**Your goal:** An exact copy of the records is required, minus the pictures they hold.

**Excerpted data:**
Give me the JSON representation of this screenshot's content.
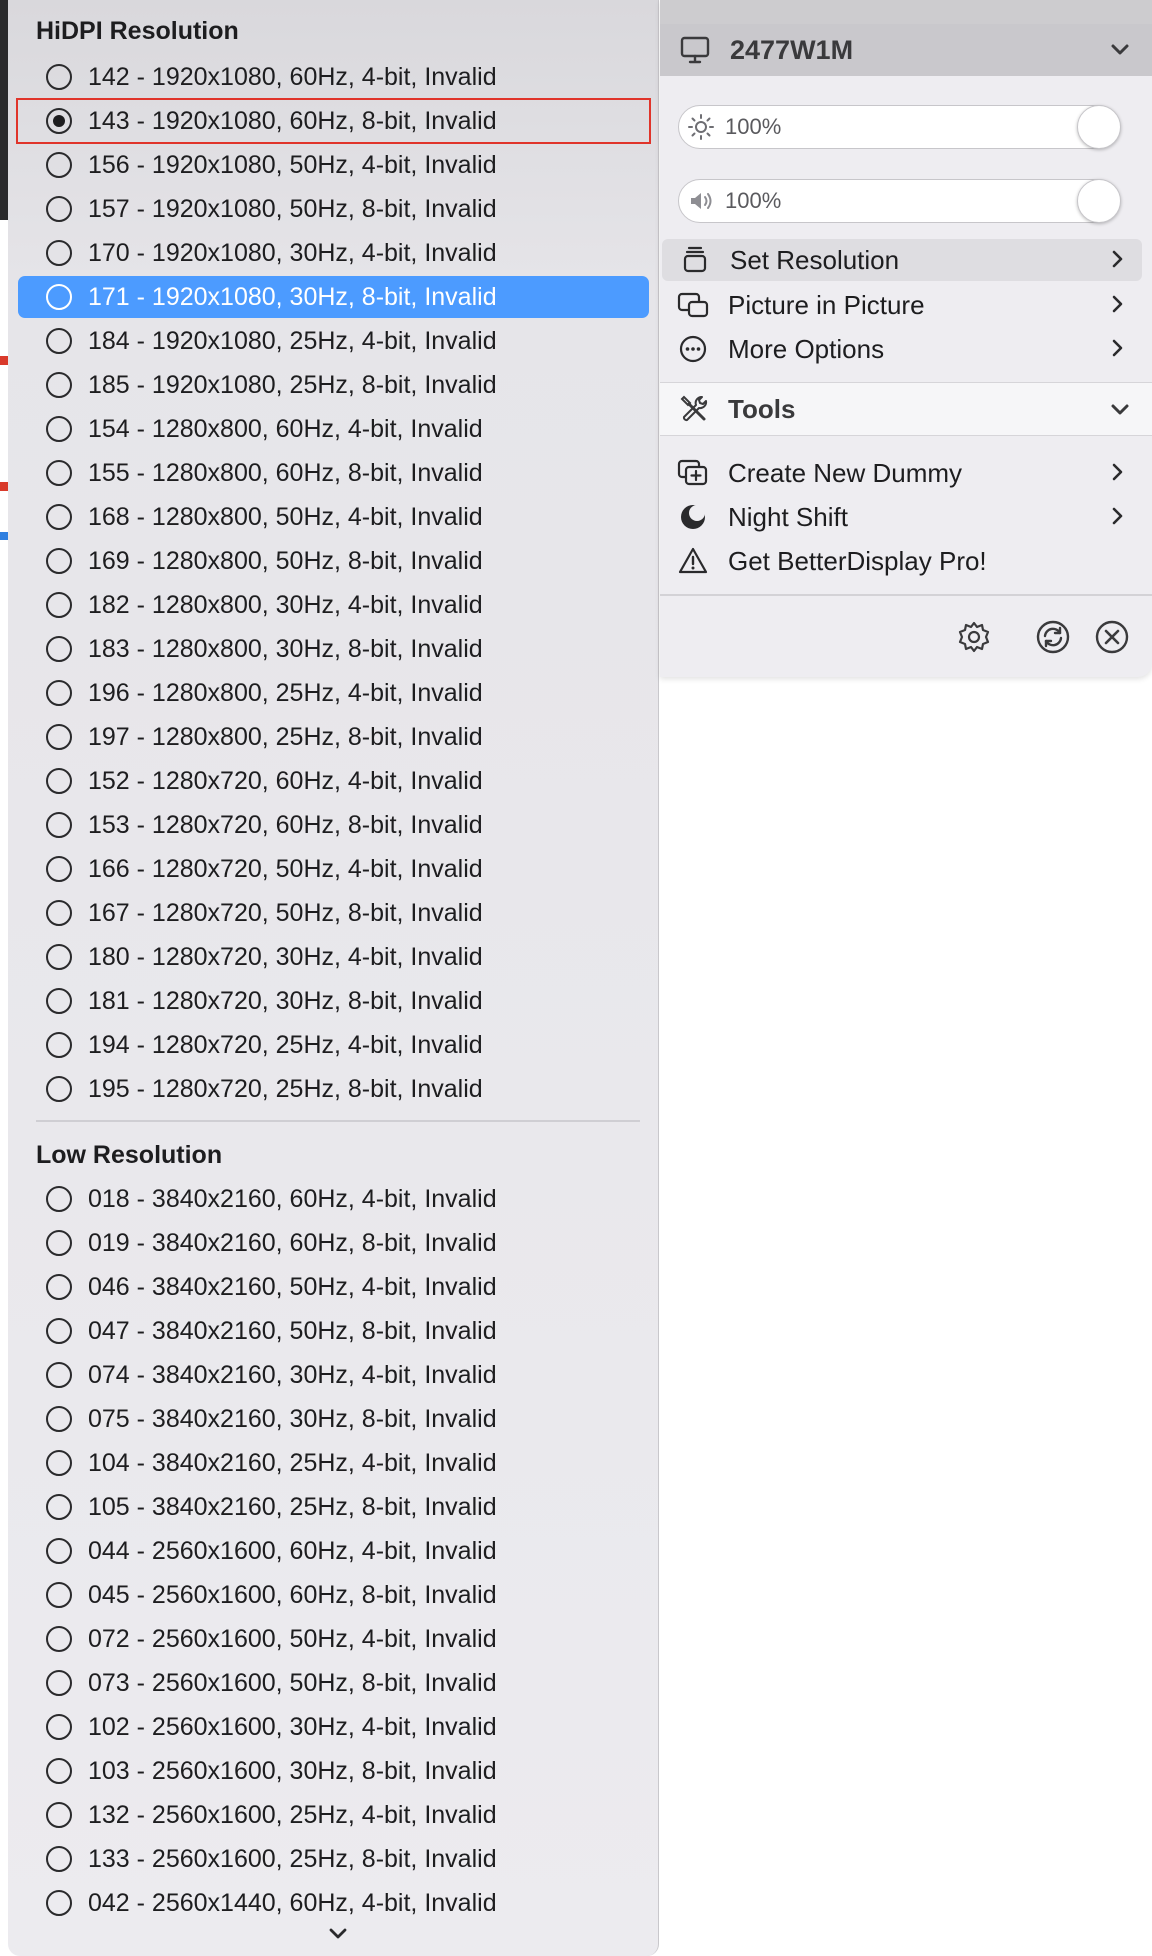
{
  "submenu": {
    "hidpi_header": "HiDPI Resolution",
    "low_header": "Low Resolution",
    "hidpi_items": [
      "142 - 1920x1080, 60Hz, 4-bit, Invalid",
      "143 - 1920x1080, 60Hz, 8-bit, Invalid",
      "156 - 1920x1080, 50Hz, 4-bit, Invalid",
      "157 - 1920x1080, 50Hz, 8-bit, Invalid",
      "170 - 1920x1080, 30Hz, 4-bit, Invalid",
      "171 - 1920x1080, 30Hz, 8-bit, Invalid",
      "184 - 1920x1080, 25Hz, 4-bit, Invalid",
      "185 - 1920x1080, 25Hz, 8-bit, Invalid",
      "154 - 1280x800, 60Hz, 4-bit, Invalid",
      "155 - 1280x800, 60Hz, 8-bit, Invalid",
      "168 - 1280x800, 50Hz, 4-bit, Invalid",
      "169 - 1280x800, 50Hz, 8-bit, Invalid",
      "182 - 1280x800, 30Hz, 4-bit, Invalid",
      "183 - 1280x800, 30Hz, 8-bit, Invalid",
      "196 - 1280x800, 25Hz, 4-bit, Invalid",
      "197 - 1280x800, 25Hz, 8-bit, Invalid",
      "152 - 1280x720, 60Hz, 4-bit, Invalid",
      "153 - 1280x720, 60Hz, 8-bit, Invalid",
      "166 - 1280x720, 50Hz, 4-bit, Invalid",
      "167 - 1280x720, 50Hz, 8-bit, Invalid",
      "180 - 1280x720, 30Hz, 4-bit, Invalid",
      "181 - 1280x720, 30Hz, 8-bit, Invalid",
      "194 - 1280x720, 25Hz, 4-bit, Invalid",
      "195 - 1280x720, 25Hz, 8-bit, Invalid"
    ],
    "low_items": [
      "018 - 3840x2160, 60Hz, 4-bit, Invalid",
      "019 - 3840x2160, 60Hz, 8-bit, Invalid",
      "046 - 3840x2160, 50Hz, 4-bit, Invalid",
      "047 - 3840x2160, 50Hz, 8-bit, Invalid",
      "074 - 3840x2160, 30Hz, 4-bit, Invalid",
      "075 - 3840x2160, 30Hz, 8-bit, Invalid",
      "104 - 3840x2160, 25Hz, 4-bit, Invalid",
      "105 - 3840x2160, 25Hz, 8-bit, Invalid",
      "044 - 2560x1600, 60Hz, 4-bit, Invalid",
      "045 - 2560x1600, 60Hz, 8-bit, Invalid",
      "072 - 2560x1600, 50Hz, 4-bit, Invalid",
      "073 - 2560x1600, 50Hz, 8-bit, Invalid",
      "102 - 2560x1600, 30Hz, 4-bit, Invalid",
      "103 - 2560x1600, 30Hz, 8-bit, Invalid",
      "132 - 2560x1600, 25Hz, 4-bit, Invalid",
      "133 - 2560x1600, 25Hz, 8-bit, Invalid",
      "042 - 2560x1440, 60Hz, 4-bit, Invalid"
    ],
    "selected_item": "143 - 1920x1080, 60Hz, 8-bit, Invalid",
    "highlighted_item": "171 - 1920x1080, 30Hz, 8-bit, Invalid"
  },
  "menu": {
    "display_name": "2477W1M",
    "brightness": {
      "label": "100%",
      "value_percent": 100
    },
    "volume": {
      "label": "100%",
      "value_percent": 100
    },
    "items": {
      "set_resolution": "Set Resolution",
      "picture_in_picture": "Picture in Picture",
      "more_options": "More Options"
    },
    "tools_header": "Tools",
    "tools_items": {
      "create_new_dummy": "Create New Dummy",
      "night_shift": "Night Shift",
      "get_pro": "Get BetterDisplay Pro!"
    }
  },
  "colors": {
    "highlight": "#4c9bff",
    "selection_outline": "#e0342a"
  },
  "icons": [
    "monitor-icon",
    "chevron-down-icon",
    "brightness-icon",
    "volume-icon",
    "layers-icon",
    "picture-in-picture-icon",
    "ellipsis-circle-icon",
    "chevron-right-icon",
    "tools-icon",
    "add-display-icon",
    "moon-icon",
    "warning-icon",
    "gear-icon",
    "refresh-icon",
    "close-icon",
    "radio-icon"
  ]
}
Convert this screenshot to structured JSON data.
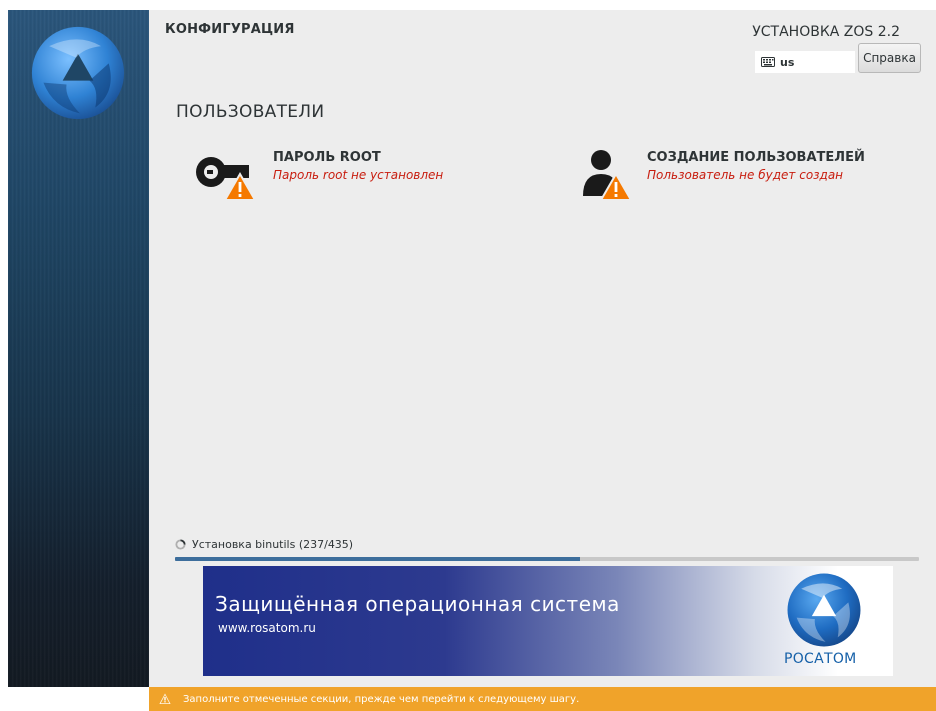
{
  "header": {
    "spoke_title": "КОНФИГУРАЦИЯ",
    "product_title": "УСТАНОВКА ZOS 2.2",
    "keyboard_layout": "us",
    "help_label": "Справка"
  },
  "users": {
    "category_title": "ПОЛЬЗОВАТЕЛИ",
    "root_password": {
      "name": "ПАРОЛЬ ROOT",
      "status": "Пароль root не установлен",
      "icon": "key-warning-icon"
    },
    "user_creation": {
      "name": "СОЗДАНИЕ ПОЛЬЗОВАТЕЛЕЙ",
      "status": "Пользователь не будет создан",
      "icon": "user-warning-icon"
    }
  },
  "progress": {
    "label": "Установка binutils (237/435)",
    "fraction": 0.545
  },
  "banner": {
    "title": "Защищённая операционная система",
    "url": "www.rosatom.ru",
    "brand": "РОСАТОМ"
  },
  "warning": {
    "text": "Заполните отмеченные секции, прежде чем перейти к следующему шагу."
  },
  "colors": {
    "accent_progress": "#3d6e9c",
    "warning_bar": "#f0a32a",
    "status_error": "#c81d0f",
    "warning_triangle": "#f57900"
  }
}
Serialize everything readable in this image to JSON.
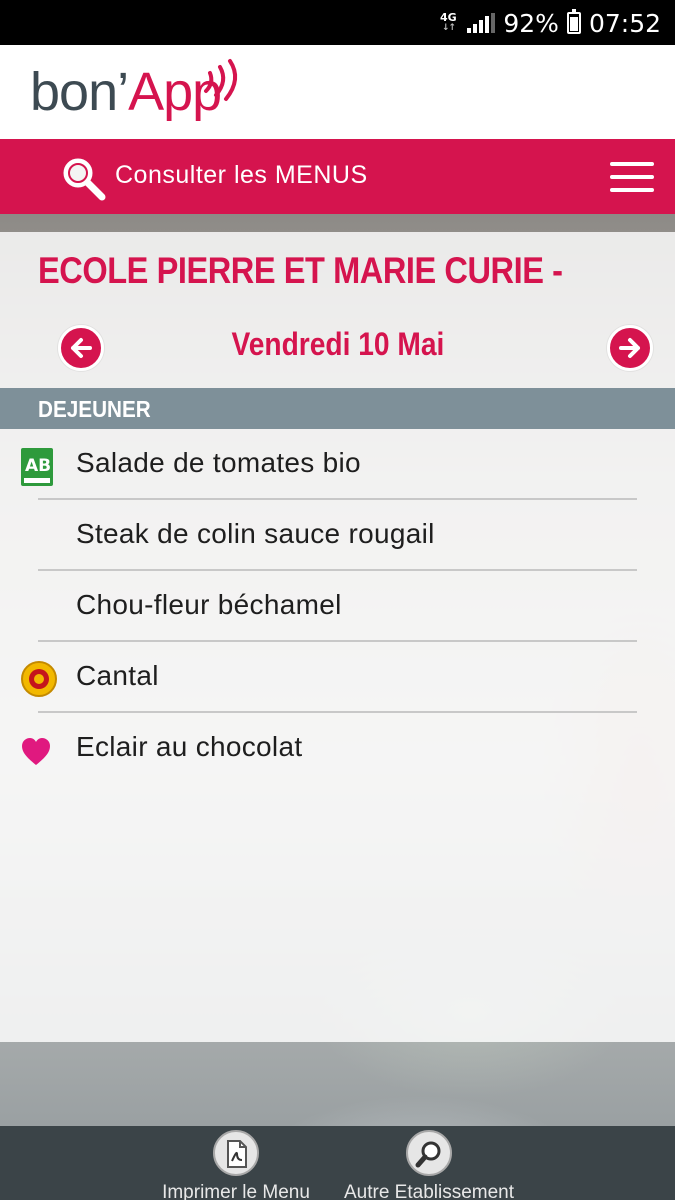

**Response area:**
Give me the JSON representation of this screenshot's content.
{
  "submenu": {
    "hidpi_header": "HiDPI Resolution",
    "low_header": "Low Resolution",
    "hidpi_items": [
      "142 - 1920x1080, 60Hz, 4-bit, Invalid",
      "143 - 1920x1080, 60Hz, 8-bit, Invalid",
      "156 - 1920x1080, 50Hz, 4-bit, Invalid",
      "157 - 1920x1080, 50Hz, 8-bit, Invalid",
      "170 - 1920x1080, 30Hz, 4-bit, Invalid",
      "171 - 1920x1080, 30Hz, 8-bit, Invalid",
      "184 - 1920x1080, 25Hz, 4-bit, Invalid",
      "185 - 1920x1080, 25Hz, 8-bit, Invalid",
      "154 - 1280x800, 60Hz, 4-bit, Invalid",
      "155 - 1280x800, 60Hz, 8-bit, Invalid",
      "168 - 1280x800, 50Hz, 4-bit, Invalid",
      "169 - 1280x800, 50Hz, 8-bit, Invalid",
      "182 - 1280x800, 30Hz, 4-bit, Invalid",
      "183 - 1280x800, 30Hz, 8-bit, Invalid",
      "196 - 1280x800, 25Hz, 4-bit, Invalid",
      "197 - 1280x800, 25Hz, 8-bit, Invalid",
      "152 - 1280x720, 60Hz, 4-bit, Invalid",
      "153 - 1280x720, 60Hz, 8-bit, Invalid",
      "166 - 1280x720, 50Hz, 4-bit, Invalid",
      "167 - 1280x720, 50Hz, 8-bit, Invalid",
      "180 - 1280x720, 30Hz, 4-bit, Invalid",
      "181 - 1280x720, 30Hz, 8-bit, Invalid",
      "194 - 1280x720, 25Hz, 4-bit, Invalid",
      "195 - 1280x720, 25Hz, 8-bit, Invalid"
    ],
    "low_items": [
      "018 - 3840x2160, 60Hz, 4-bit, Invalid",
      "019 - 3840x2160, 60Hz, 8-bit, Invalid",
      "046 - 3840x2160, 50Hz, 4-bit, Invalid",
      "047 - 3840x2160, 50Hz, 8-bit, Invalid",
      "074 - 3840x2160, 30Hz, 4-bit, Invalid",
      "075 - 3840x2160, 30Hz, 8-bit, Invalid",
      "104 - 3840x2160, 25Hz, 4-bit, Invalid",
      "105 - 3840x2160, 25Hz, 8-bit, Invalid",
      "044 - 2560x1600, 60Hz, 4-bit, Invalid",
      "045 - 2560x1600, 60Hz, 8-bit, Invalid",
      "072 - 2560x1600, 50Hz, 4-bit, Invalid",
      "073 - 2560x1600, 50Hz, 8-bit, Invalid",
      "102 - 2560x1600, 30Hz, 4-bit, Invalid",
      "103 - 2560x1600, 30Hz, 8-bit, Invalid",
      "132 - 2560x1600, 25Hz, 4-bit, Invalid",
      "133 - 2560x1600, 25Hz, 8-bit, Invalid",
      "042 - 2560x1440, 60Hz, 4-bit, Invalid"
    ],
    "selected_item": "143 - 1920x1080, 60Hz, 8-bit, Invalid",
    "highlighted_item": "171 - 1920x1080, 30Hz, 8-bit, Invalid"
  },
  "menu": {
    "display_name": "2477W1M",
    "brightness": {
      "label": "100%",
      "value_percent": 100
    },
    "volume": {
      "label": "100%",
      "value_percent": 100
    },
    "items": {
      "set_resolution": "Set Resolution",
      "picture_in_picture": "Picture in Picture",
      "more_options": "More Options"
    },
    "tools_header": "Tools",
    "tools_items": {
      "create_new_dummy": "Create New Dummy",
      "night_shift": "Night Shift",
      "get_pro": "Get BetterDisplay Pro!"
    }
  },
  "colors": {
    "highlight": "#4c9bff",
    "selection_outline": "#e0342a"
  },
  "icons": [
    "monitor-icon",
    "chevron-down-icon",
    "brightness-icon",
    "volume-icon",
    "layers-icon",
    "picture-in-picture-icon",
    "ellipsis-circle-icon",
    "chevron-right-icon",
    "tools-icon",
    "add-display-icon",
    "moon-icon",
    "warning-icon",
    "gear-icon",
    "refresh-icon",
    "close-icon",
    "radio-icon"
  ]
}
Convert this screenshot to structured JSON data.
{
  "header": {
    "spoke_title": "КОНФИГУРАЦИЯ",
    "product_title": "УСТАНОВКА ZOS 2.2",
    "keyboard_layout": "us",
    "help_label": "Справка"
  },
  "users": {
    "category_title": "ПОЛЬЗОВАТЕЛИ",
    "root_password": {
      "name": "ПАРОЛЬ ROOT",
      "status": "Пароль root не установлен",
      "icon": "key-warning-icon"
    },
    "user_creation": {
      "name": "СОЗДАНИЕ ПОЛЬЗОВАТЕЛЕЙ",
      "status": "Пользователь не будет создан",
      "icon": "user-warning-icon"
    }
  },
  "progress": {
    "label": "Установка binutils (237/435)",
    "fraction": 0.545
  },
  "banner": {
    "title": "Защищённая операционная система",
    "url": "www.rosatom.ru",
    "brand": "РОСАТОМ"
  },
  "warning": {
    "text": "Заполните отмеченные секции, прежде чем перейти к следующему шагу."
  },
  "colors": {
    "accent_progress": "#3d6e9c",
    "warning_bar": "#f0a32a",
    "status_error": "#c81d0f",
    "warning_triangle": "#f57900"
  }
}
Serialize everything readable in this image to JSON.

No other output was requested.